Refugee Boy Sustains Injuries in Police Beating
Volume 1, Issue 2 / January 2009
A 16-year old refugee boy sustained injuries after he was beaten by a Kenyan police officer on 15 December, 2008, at Food Distribution Centre Three in Kakuma Refugee Camp. The incident occurred while the boy was collecting his food rations.
The young man, I.M., sustained severe pains following the beating. He was taken to the hospital for treatment and was discharged the following day. He was not issued with a medical report upon his discharge.
According to I.M., the police officer was chasing away a crowd when he found I.M. standing outside the food distribution centre. In the process, he pushed and slapped I.M. When the boy showed some resistance, the police officer dragged him into the compound and continued beating him.
“He even kicked me with a gun butt,” recounts I.M.
A person who witnessed the scene and assisted I.M. reports, “He was beaten up so that he could not even have enough strength to leave the place of beating. He requested us for help, saying ‘I am very weak’ while lying down.”
A senior police officer from Kakuma Police Station went to inquire shortly after the incident occurred. He gathered that the boy’s rudeness had “forced” the officer to discipline him. “Our officers were chasing the unnecessary crowding after a report of 32 bags of food stolen under unknown circumstances,” the officer explained. Further information on the stolen bags could not be obtained because the issue is “very sensitive,” according to police.
Kenyan police regularly monitor every food distribution cycle to ensure order. Refugees collecting rations have blamed police for using unnecessary force on some occasions, whereas the police sometimes accuse refugees of not being cooperative and submissive to orders while collecting their rations.
The witness to I.M.’s beating believes this incident is part of a larger trend. “This has been happening every time. It is not the first time. You can come during the next ration cycle to see what normally happens. Even ourselves, we have experienced this kind of treatment.”

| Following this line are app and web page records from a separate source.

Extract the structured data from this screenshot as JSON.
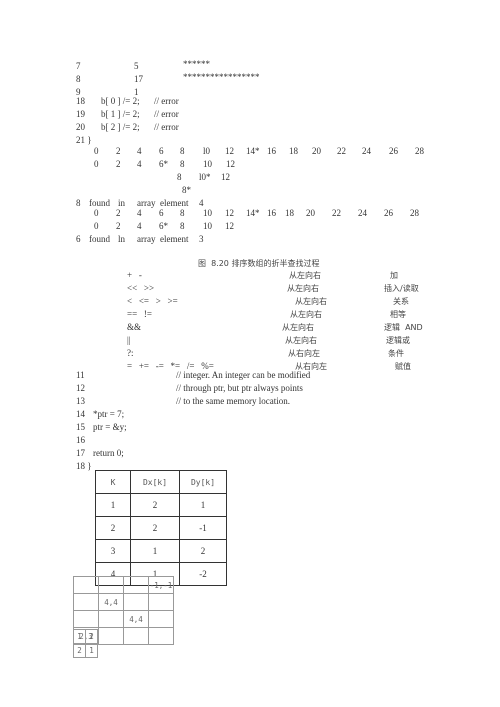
{
  "histogram_rows": [
    {
      "line": "7",
      "value": "5",
      "bar": "******"
    },
    {
      "line": "8",
      "value": "17",
      "bar": "*****************"
    },
    {
      "line": "9",
      "value": "1",
      "bar": ""
    }
  ],
  "error_lines": [
    {
      "line": "18",
      "code": "b[ 0 ] /= 2;",
      "comment": "// error"
    },
    {
      "line": "19",
      "code": "b[ 1 ] /= 2;",
      "comment": "// error"
    },
    {
      "line": "20",
      "code": "b[ 2 ] /= 2;",
      "comment": "// error"
    },
    {
      "line": "21 }",
      "code": "",
      "comment": ""
    }
  ],
  "search1": {
    "row1": [
      "0",
      "2",
      "4",
      "6",
      "8",
      "l0",
      "12",
      "14*",
      "16",
      "18",
      "20",
      "22",
      "24",
      "26",
      "28"
    ],
    "row2": [
      "0",
      "2",
      "4",
      "6*",
      "8",
      "10",
      "12"
    ],
    "row3": [
      "8",
      "l0*",
      "12"
    ],
    "row4": [
      "8*"
    ],
    "result": [
      "8",
      "found",
      "in",
      "array",
      "element",
      "4"
    ]
  },
  "search2": {
    "row1": [
      "0",
      "2",
      "4",
      "6",
      "8",
      "10",
      "12",
      "14*",
      "16",
      "18",
      "20",
      "22",
      "24",
      "26",
      "28"
    ],
    "row2": [
      "0",
      "2",
      "4",
      "6*",
      "8",
      "10",
      "12"
    ],
    "result": [
      "6",
      "found",
      "ln",
      "array",
      "element",
      "3"
    ]
  },
  "caption": "图  8.20 排序数组的折半查找过程",
  "operators": [
    {
      "ops": "+   -",
      "assoc": "从左向右",
      "type": "加"
    },
    {
      "ops": "<<   >>",
      "assoc": "从左向右",
      "type": "插入/读取"
    },
    {
      "ops": "<   <=   >   >=",
      "assoc": "从左向右",
      "type": "关系"
    },
    {
      "ops": "==   !=",
      "assoc": "从左向右",
      "type": "相等"
    },
    {
      "ops": "&&",
      "assoc": "从左向右",
      "type": "逻辑  AND"
    },
    {
      "ops": "||",
      "assoc": "从左向右",
      "type": "逻辑或"
    },
    {
      "ops": "?:",
      "assoc": "从右向左",
      "type": "条件"
    },
    {
      "ops": "=   +=   -=   *=   /=   %=",
      "assoc": "从右向左",
      "type": "赋值"
    }
  ],
  "code_lines": [
    {
      "line": "11",
      "code": "",
      "comment": "// integer. An integer can be modified"
    },
    {
      "line": "12",
      "code": "",
      "comment": "// through ptr, but ptr always points"
    },
    {
      "line": "13",
      "code": "",
      "comment": "// to the same memory location."
    },
    {
      "line": "14",
      "code": "*ptr = 7;",
      "comment": ""
    },
    {
      "line": "15",
      "code": "ptr = &y;",
      "comment": ""
    },
    {
      "line": "16",
      "code": "",
      "comment": ""
    },
    {
      "line": "17",
      "code": "return 0;",
      "comment": ""
    },
    {
      "line": "18 }",
      "code": "",
      "comment": ""
    }
  ],
  "k_table": {
    "headers": [
      "K",
      "Dx[k]",
      "Dy[k]"
    ],
    "rows": [
      [
        "1",
        "2",
        "1"
      ],
      [
        "2",
        "2",
        "-1"
      ],
      [
        "3",
        "1",
        "2"
      ],
      [
        "4",
        "1",
        "-2"
      ]
    ]
  },
  "grid": {
    "rows": [
      [
        "",
        "",
        "",
        "-1,-1"
      ],
      [
        "",
        "4,4",
        "",
        ""
      ],
      [
        "",
        "",
        "4,4",
        ""
      ],
      [
        "2,3",
        "",
        "",
        ""
      ]
    ],
    "small_rows": [
      [
        "1",
        "2"
      ],
      [
        "2",
        "1"
      ]
    ]
  }
}
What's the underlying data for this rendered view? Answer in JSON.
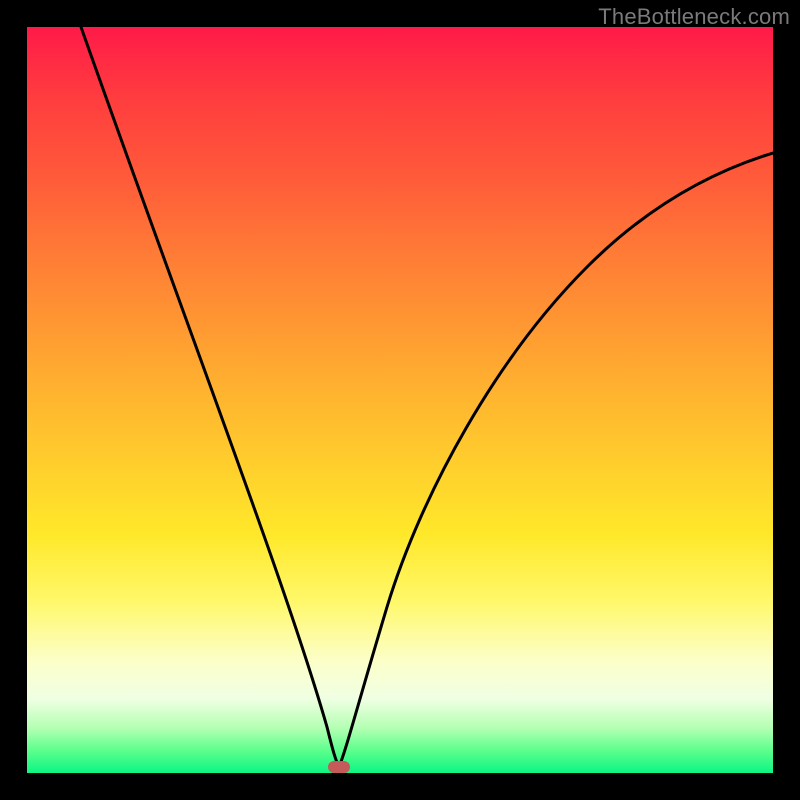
{
  "watermark": "TheBottleneck.com",
  "chart_data": {
    "type": "line",
    "title": "",
    "xlabel": "",
    "ylabel": "",
    "xlim": [
      0,
      100
    ],
    "ylim": [
      0,
      100
    ],
    "grid": false,
    "legend": null,
    "series": [
      {
        "name": "left-branch",
        "x": [
          0,
          5,
          10,
          15,
          20,
          25,
          30,
          35,
          38,
          40,
          41,
          41.8
        ],
        "values": [
          100,
          88,
          76,
          64,
          52,
          40,
          29,
          18,
          11,
          6,
          3,
          0
        ]
      },
      {
        "name": "right-branch",
        "x": [
          41.8,
          43,
          45,
          48,
          52,
          57,
          63,
          70,
          78,
          86,
          94,
          100
        ],
        "values": [
          0,
          6,
          16,
          28,
          40,
          50,
          58,
          65,
          71,
          76,
          80,
          83
        ]
      }
    ],
    "marker": {
      "x": 41.8,
      "y": 0,
      "color": "#c45a5a"
    },
    "gradient_stops": [
      {
        "pos": 0,
        "color": "#ff1a49"
      },
      {
        "pos": 50,
        "color": "#ffd22c"
      },
      {
        "pos": 85,
        "color": "#fcffc9"
      },
      {
        "pos": 100,
        "color": "#0cf584"
      }
    ]
  }
}
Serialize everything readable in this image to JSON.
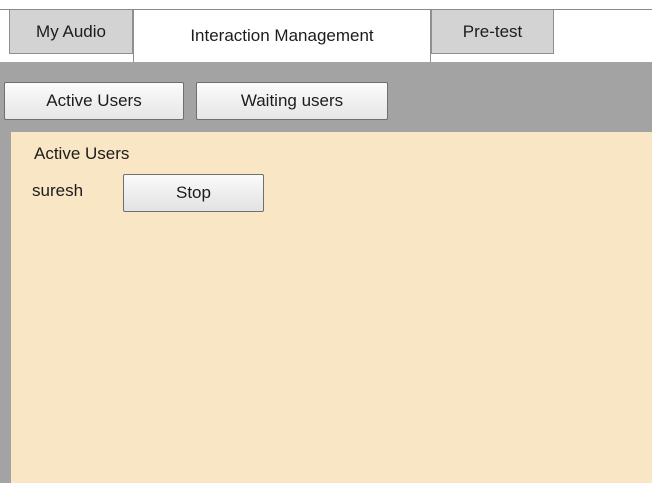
{
  "top_tabs": [
    {
      "label": "My Audio",
      "active": false
    },
    {
      "label": "Interaction Management",
      "active": true
    },
    {
      "label": "Pre-test",
      "active": false
    }
  ],
  "sub_tabs": [
    {
      "label": "Active Users"
    },
    {
      "label": "Waiting users"
    }
  ],
  "panel": {
    "title": "Active Users",
    "users": [
      {
        "name": "suresh",
        "action_label": "Stop"
      }
    ]
  },
  "colors": {
    "panel_background": "#f9e6c5",
    "toolbar_background": "#a3a3a3",
    "inactive_tab": "#d3d3d3"
  }
}
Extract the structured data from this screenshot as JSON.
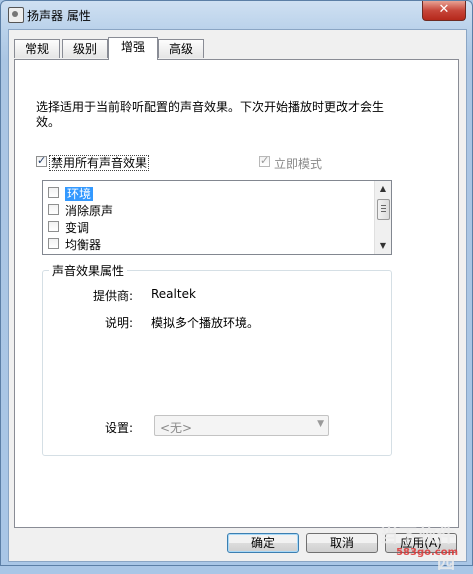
{
  "window": {
    "title": "扬声器 属性",
    "close_glyph": "✕"
  },
  "tabs": [
    {
      "label": "常规",
      "active": false
    },
    {
      "label": "级别",
      "active": false
    },
    {
      "label": "增强",
      "active": true
    },
    {
      "label": "高级",
      "active": false
    }
  ],
  "enhancements": {
    "description": "选择适用于当前聆听配置的声音效果。下次开始播放时更改才会生效。",
    "disable_all_label": "禁用所有声音效果",
    "disable_all_checked": true,
    "immediate_mode_label": "立即模式",
    "immediate_mode_checked": true,
    "immediate_mode_enabled": false,
    "effects": [
      {
        "label": "环境",
        "checked": false,
        "selected": true
      },
      {
        "label": "消除原声",
        "checked": false,
        "selected": false
      },
      {
        "label": "变调",
        "checked": false,
        "selected": false
      },
      {
        "label": "均衡器",
        "checked": false,
        "selected": false
      }
    ],
    "properties": {
      "group_title": "声音效果属性",
      "provider_label": "提供商:",
      "provider_value": "Realtek",
      "desc_label": "说明:",
      "desc_value": "模拟多个播放环境。",
      "settings_label": "设置:",
      "settings_value": "<无>"
    }
  },
  "buttons": {
    "ok": "确定",
    "cancel": "取消",
    "apply": "应用(A)"
  },
  "watermark": {
    "logo": "当下软件园",
    "url": "583go.com"
  },
  "colors": {
    "selection": "#3399ff",
    "close_button": "#c7463a",
    "frame": "#a9c6e6"
  }
}
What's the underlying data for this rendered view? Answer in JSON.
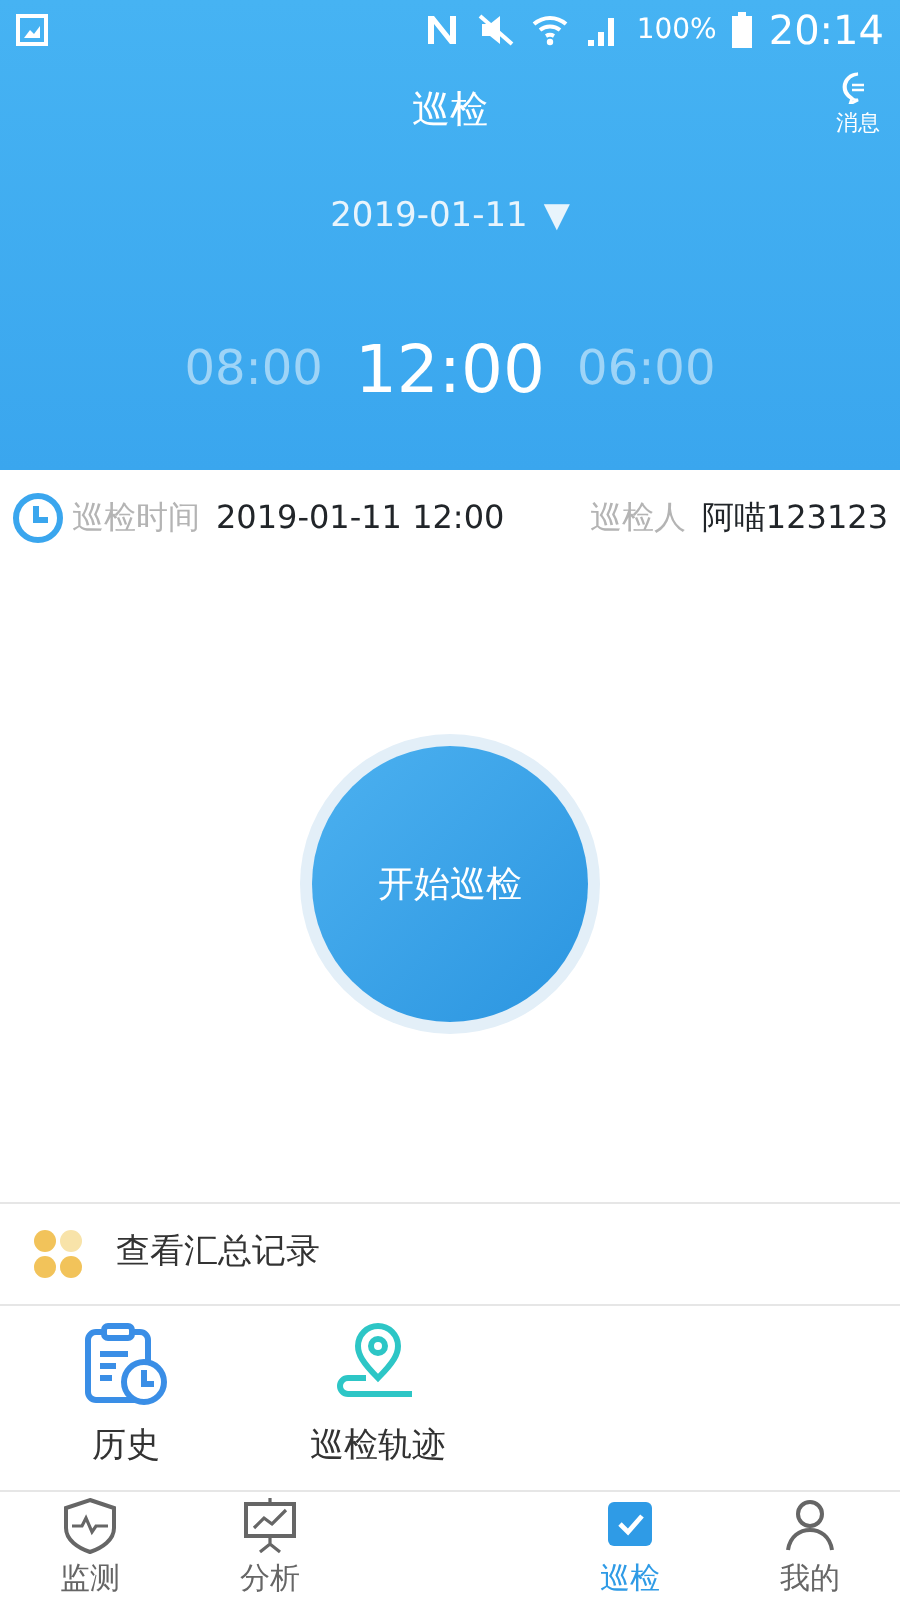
{
  "status_bar": {
    "battery": "100%",
    "time": "20:14"
  },
  "header": {
    "title": "巡检",
    "message_label": "消息",
    "date": "2019-01-11",
    "date_caret": "▼",
    "times": [
      {
        "text": "08:00",
        "selected": false
      },
      {
        "text": "12:00",
        "selected": true
      },
      {
        "text": "06:00",
        "selected": false
      }
    ]
  },
  "info": {
    "time_label": "巡检时间",
    "time_value": "2019-01-11 12:00",
    "person_label": "巡检人",
    "person_value": "阿喵123123"
  },
  "start_button": "开始巡检",
  "summary_link": "查看汇总记录",
  "shortcuts": [
    {
      "label": "历史",
      "kind": "history"
    },
    {
      "label": "巡检轨迹",
      "kind": "track"
    }
  ],
  "tabs": [
    {
      "label": "监测",
      "kind": "monitor",
      "selected": false
    },
    {
      "label": "分析",
      "kind": "analysis",
      "selected": false
    },
    {
      "label": "巡检",
      "kind": "patrol",
      "selected": true
    },
    {
      "label": "我的",
      "kind": "me",
      "selected": false
    }
  ]
}
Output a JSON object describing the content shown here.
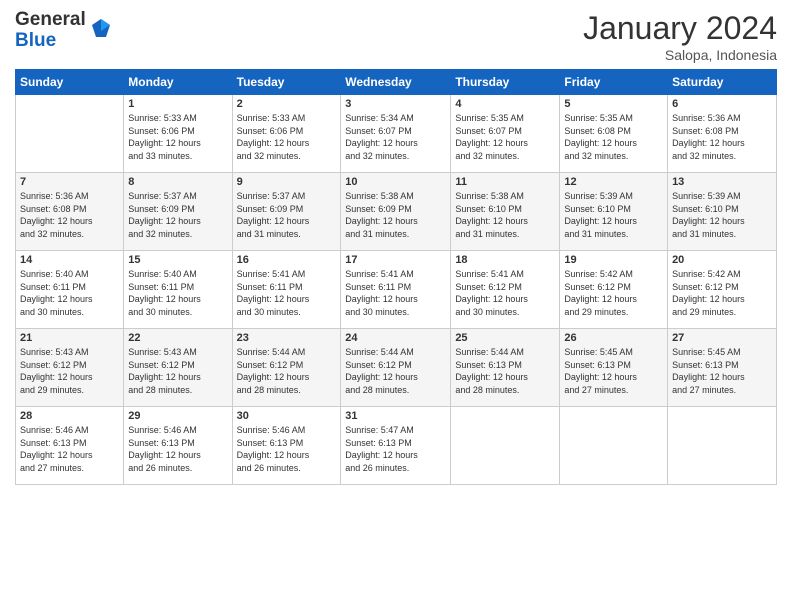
{
  "header": {
    "logo_line1": "General",
    "logo_line2": "Blue",
    "month": "January 2024",
    "location": "Salopa, Indonesia"
  },
  "days_of_week": [
    "Sunday",
    "Monday",
    "Tuesday",
    "Wednesday",
    "Thursday",
    "Friday",
    "Saturday"
  ],
  "weeks": [
    [
      {
        "day": "",
        "info": ""
      },
      {
        "day": "1",
        "info": "Sunrise: 5:33 AM\nSunset: 6:06 PM\nDaylight: 12 hours\nand 33 minutes."
      },
      {
        "day": "2",
        "info": "Sunrise: 5:33 AM\nSunset: 6:06 PM\nDaylight: 12 hours\nand 32 minutes."
      },
      {
        "day": "3",
        "info": "Sunrise: 5:34 AM\nSunset: 6:07 PM\nDaylight: 12 hours\nand 32 minutes."
      },
      {
        "day": "4",
        "info": "Sunrise: 5:35 AM\nSunset: 6:07 PM\nDaylight: 12 hours\nand 32 minutes."
      },
      {
        "day": "5",
        "info": "Sunrise: 5:35 AM\nSunset: 6:08 PM\nDaylight: 12 hours\nand 32 minutes."
      },
      {
        "day": "6",
        "info": "Sunrise: 5:36 AM\nSunset: 6:08 PM\nDaylight: 12 hours\nand 32 minutes."
      }
    ],
    [
      {
        "day": "7",
        "info": "Sunrise: 5:36 AM\nSunset: 6:08 PM\nDaylight: 12 hours\nand 32 minutes."
      },
      {
        "day": "8",
        "info": "Sunrise: 5:37 AM\nSunset: 6:09 PM\nDaylight: 12 hours\nand 32 minutes."
      },
      {
        "day": "9",
        "info": "Sunrise: 5:37 AM\nSunset: 6:09 PM\nDaylight: 12 hours\nand 31 minutes."
      },
      {
        "day": "10",
        "info": "Sunrise: 5:38 AM\nSunset: 6:09 PM\nDaylight: 12 hours\nand 31 minutes."
      },
      {
        "day": "11",
        "info": "Sunrise: 5:38 AM\nSunset: 6:10 PM\nDaylight: 12 hours\nand 31 minutes."
      },
      {
        "day": "12",
        "info": "Sunrise: 5:39 AM\nSunset: 6:10 PM\nDaylight: 12 hours\nand 31 minutes."
      },
      {
        "day": "13",
        "info": "Sunrise: 5:39 AM\nSunset: 6:10 PM\nDaylight: 12 hours\nand 31 minutes."
      }
    ],
    [
      {
        "day": "14",
        "info": "Sunrise: 5:40 AM\nSunset: 6:11 PM\nDaylight: 12 hours\nand 30 minutes."
      },
      {
        "day": "15",
        "info": "Sunrise: 5:40 AM\nSunset: 6:11 PM\nDaylight: 12 hours\nand 30 minutes."
      },
      {
        "day": "16",
        "info": "Sunrise: 5:41 AM\nSunset: 6:11 PM\nDaylight: 12 hours\nand 30 minutes."
      },
      {
        "day": "17",
        "info": "Sunrise: 5:41 AM\nSunset: 6:11 PM\nDaylight: 12 hours\nand 30 minutes."
      },
      {
        "day": "18",
        "info": "Sunrise: 5:41 AM\nSunset: 6:12 PM\nDaylight: 12 hours\nand 30 minutes."
      },
      {
        "day": "19",
        "info": "Sunrise: 5:42 AM\nSunset: 6:12 PM\nDaylight: 12 hours\nand 29 minutes."
      },
      {
        "day": "20",
        "info": "Sunrise: 5:42 AM\nSunset: 6:12 PM\nDaylight: 12 hours\nand 29 minutes."
      }
    ],
    [
      {
        "day": "21",
        "info": "Sunrise: 5:43 AM\nSunset: 6:12 PM\nDaylight: 12 hours\nand 29 minutes."
      },
      {
        "day": "22",
        "info": "Sunrise: 5:43 AM\nSunset: 6:12 PM\nDaylight: 12 hours\nand 28 minutes."
      },
      {
        "day": "23",
        "info": "Sunrise: 5:44 AM\nSunset: 6:12 PM\nDaylight: 12 hours\nand 28 minutes."
      },
      {
        "day": "24",
        "info": "Sunrise: 5:44 AM\nSunset: 6:12 PM\nDaylight: 12 hours\nand 28 minutes."
      },
      {
        "day": "25",
        "info": "Sunrise: 5:44 AM\nSunset: 6:13 PM\nDaylight: 12 hours\nand 28 minutes."
      },
      {
        "day": "26",
        "info": "Sunrise: 5:45 AM\nSunset: 6:13 PM\nDaylight: 12 hours\nand 27 minutes."
      },
      {
        "day": "27",
        "info": "Sunrise: 5:45 AM\nSunset: 6:13 PM\nDaylight: 12 hours\nand 27 minutes."
      }
    ],
    [
      {
        "day": "28",
        "info": "Sunrise: 5:46 AM\nSunset: 6:13 PM\nDaylight: 12 hours\nand 27 minutes."
      },
      {
        "day": "29",
        "info": "Sunrise: 5:46 AM\nSunset: 6:13 PM\nDaylight: 12 hours\nand 26 minutes."
      },
      {
        "day": "30",
        "info": "Sunrise: 5:46 AM\nSunset: 6:13 PM\nDaylight: 12 hours\nand 26 minutes."
      },
      {
        "day": "31",
        "info": "Sunrise: 5:47 AM\nSunset: 6:13 PM\nDaylight: 12 hours\nand 26 minutes."
      },
      {
        "day": "",
        "info": ""
      },
      {
        "day": "",
        "info": ""
      },
      {
        "day": "",
        "info": ""
      }
    ]
  ]
}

The incident occurred at the end-year food distribution cycle in which refugees are given a one-month supply of food rations instead of the usual fortnight’s supply.